It's no fun to roll out of your berth at 4:30 a.m. and stumble toward the shower only to find your boat's water pressure is producing little more than spit. Likewise, if you're ever stuck in some backwoods marina where the only excuse for a fuel pump is a couple of rusted 55-gallon drums, it would be wise to consider a GP301-12 Pump from Reverso. This pump is relatively compact, inexpensive, and well suited for priming filters and transferring diesel fuel, water, and antifreeze. It moves fluids at three gallons a minute and generates 55psi of water pressure, which is equivalent to your home shower. Most pumps' internal rubber impellers keep fluid flowing but wear down over time. And if the pump runs dry, the impeller will fry and can derail the pump.


Does your diesel get the winter doldrums? Your fuel could be the depressing culprit. Most of the fuel you buy is known as Number 2 Diesel, which gels at low temperatures and can foul up your fuel lines and filters. For a quick fix, use a hair dryer to heat up the lines. For long-term help, add a low-temperature fuel supplement, which will keep your engine running smoothly. -Pete McDonald

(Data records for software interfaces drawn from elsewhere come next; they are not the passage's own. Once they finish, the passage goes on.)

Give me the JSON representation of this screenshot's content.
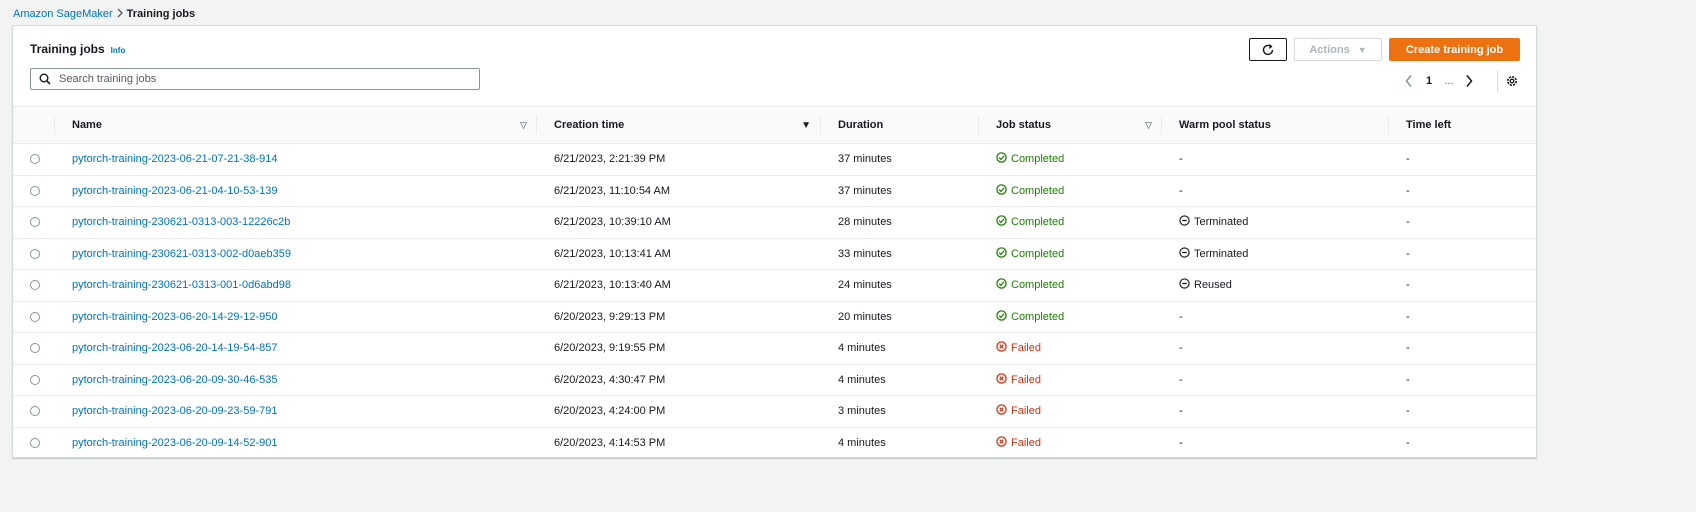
{
  "breadcrumb": {
    "root": "Amazon SageMaker",
    "current": "Training jobs"
  },
  "panel": {
    "title": "Training jobs",
    "info": "Info"
  },
  "toolbar": {
    "actions_label": "Actions",
    "create_label": "Create training job"
  },
  "search": {
    "placeholder": "Search training jobs",
    "value": ""
  },
  "pagination": {
    "current_page": "1",
    "ellipsis": "..."
  },
  "columns": {
    "name": "Name",
    "creation_time": "Creation time",
    "duration": "Duration",
    "job_status": "Job status",
    "warm_pool_status": "Warm pool status",
    "time_left": "Time left"
  },
  "colors": {
    "accent": "#ec7211",
    "link": "#0073bb",
    "success": "#1d8102",
    "error": "#d13212"
  },
  "jobs": [
    {
      "name": "pytorch-training-2023-06-21-07-21-38-914",
      "creation_time": "6/21/2023, 2:21:39 PM",
      "duration": "37 minutes",
      "status": "Completed",
      "status_type": "completed",
      "warm_pool": "-",
      "warm_type": "none",
      "time_left": "-"
    },
    {
      "name": "pytorch-training-2023-06-21-04-10-53-139",
      "creation_time": "6/21/2023, 11:10:54 AM",
      "duration": "37 minutes",
      "status": "Completed",
      "status_type": "completed",
      "warm_pool": "-",
      "warm_type": "none",
      "time_left": "-"
    },
    {
      "name": "pytorch-training-230621-0313-003-12226c2b",
      "creation_time": "6/21/2023, 10:39:10 AM",
      "duration": "28 minutes",
      "status": "Completed",
      "status_type": "completed",
      "warm_pool": "Terminated",
      "warm_type": "stopped",
      "time_left": "-"
    },
    {
      "name": "pytorch-training-230621-0313-002-d0aeb359",
      "creation_time": "6/21/2023, 10:13:41 AM",
      "duration": "33 minutes",
      "status": "Completed",
      "status_type": "completed",
      "warm_pool": "Terminated",
      "warm_type": "stopped",
      "time_left": "-"
    },
    {
      "name": "pytorch-training-230621-0313-001-0d6abd98",
      "creation_time": "6/21/2023, 10:13:40 AM",
      "duration": "24 minutes",
      "status": "Completed",
      "status_type": "completed",
      "warm_pool": "Reused",
      "warm_type": "stopped",
      "time_left": "-"
    },
    {
      "name": "pytorch-training-2023-06-20-14-29-12-950",
      "creation_time": "6/20/2023, 9:29:13 PM",
      "duration": "20 minutes",
      "status": "Completed",
      "status_type": "completed",
      "warm_pool": "-",
      "warm_type": "none",
      "time_left": "-"
    },
    {
      "name": "pytorch-training-2023-06-20-14-19-54-857",
      "creation_time": "6/20/2023, 9:19:55 PM",
      "duration": "4 minutes",
      "status": "Failed",
      "status_type": "failed",
      "warm_pool": "-",
      "warm_type": "none",
      "time_left": "-"
    },
    {
      "name": "pytorch-training-2023-06-20-09-30-46-535",
      "creation_time": "6/20/2023, 4:30:47 PM",
      "duration": "4 minutes",
      "status": "Failed",
      "status_type": "failed",
      "warm_pool": "-",
      "warm_type": "none",
      "time_left": "-"
    },
    {
      "name": "pytorch-training-2023-06-20-09-23-59-791",
      "creation_time": "6/20/2023, 4:24:00 PM",
      "duration": "3 minutes",
      "status": "Failed",
      "status_type": "failed",
      "warm_pool": "-",
      "warm_type": "none",
      "time_left": "-"
    },
    {
      "name": "pytorch-training-2023-06-20-09-14-52-901",
      "creation_time": "6/20/2023, 4:14:53 PM",
      "duration": "4 minutes",
      "status": "Failed",
      "status_type": "failed",
      "warm_pool": "-",
      "warm_type": "none",
      "time_left": "-"
    }
  ]
}
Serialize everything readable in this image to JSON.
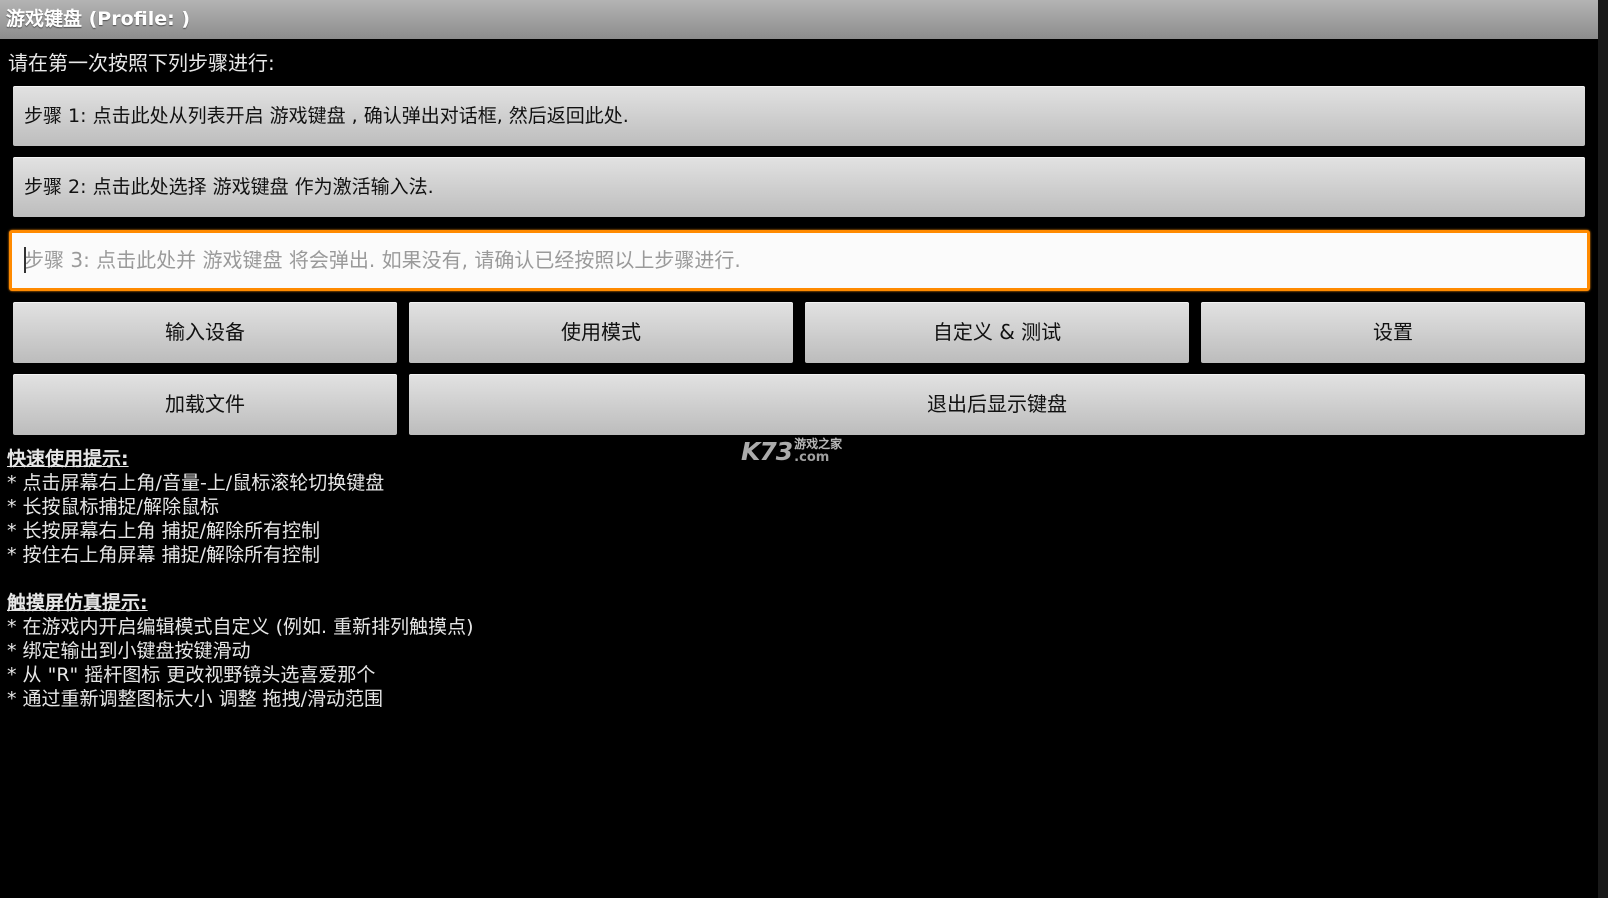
{
  "window": {
    "title": "游戏键盘 (Profile: )"
  },
  "intro": "请在第一次按照下列步骤进行:",
  "steps": [
    {
      "label": "步骤 1: 点击此处从列表开启 游戏键盘 , 确认弹出对话框, 然后返回此处."
    },
    {
      "label": "步骤 2: 点击此处选择 游戏键盘 作为激活输入法."
    }
  ],
  "step3": {
    "placeholder": "步骤 3: 点击此处并 游戏键盘 将会弹出. 如果没有, 请确认已经按照以上步骤进行.",
    "value": ""
  },
  "buttons": {
    "input_device": "输入设备",
    "usage_mode": "使用模式",
    "customize_test": "自定义 & 测试",
    "settings": "设置",
    "load_file": "加载文件",
    "show_keyboard_on_exit": "退出后显示键盘"
  },
  "quick_tips": {
    "heading": "快速使用提示:",
    "items": [
      "* 点击屏幕右上角/音量-上/鼠标滚轮切换键盘",
      "* 长按鼠标捕捉/解除鼠标",
      "* 长按屏幕右上角 捕捉/解除所有控制",
      "* 按住右上角屏幕 捕捉/解除所有控制"
    ]
  },
  "touch_tips": {
    "heading": "触摸屏仿真提示:",
    "items": [
      "* 在游戏内开启编辑模式自定义 (例如. 重新排列触摸点)",
      "* 绑定输出到小键盘按键滑动",
      "* 从 \"R\" 摇杆图标 更改视野镜头选喜爱那个",
      "* 通过重新调整图标大小 调整 拖拽/滑动范围"
    ]
  },
  "watermark": {
    "logo": "K73",
    "text": "游戏之家",
    "domain": ".com"
  },
  "colors": {
    "background": "#000000",
    "focus_accent": "#ff8a00",
    "button_face": "#d4d4d4",
    "title_bar": "#a0a0a0"
  }
}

Instead, the GP301-12 uses bronze gears and stainless-steel shafts, which the company claims will outlast rubber impellers. A lip seal ensures leak-free operation, and a brass body helps keep the GP301-12 cool. It also comes with three groovy switches for momentary, on-off, or reverse controls. What else? It's about half the price and size of other three-gallon-a-minute pumps. You can fit this 7"-by-4 1/2"-by-3 1/4" baby just about anywhere. So the next time you need to transfer some fuel from the transom tank to the waterbike on the flying bridge or from the starboard tank into the port...just pump it up. You'll never have to use one of those little finger pumps to prime an engine again. Price: $345.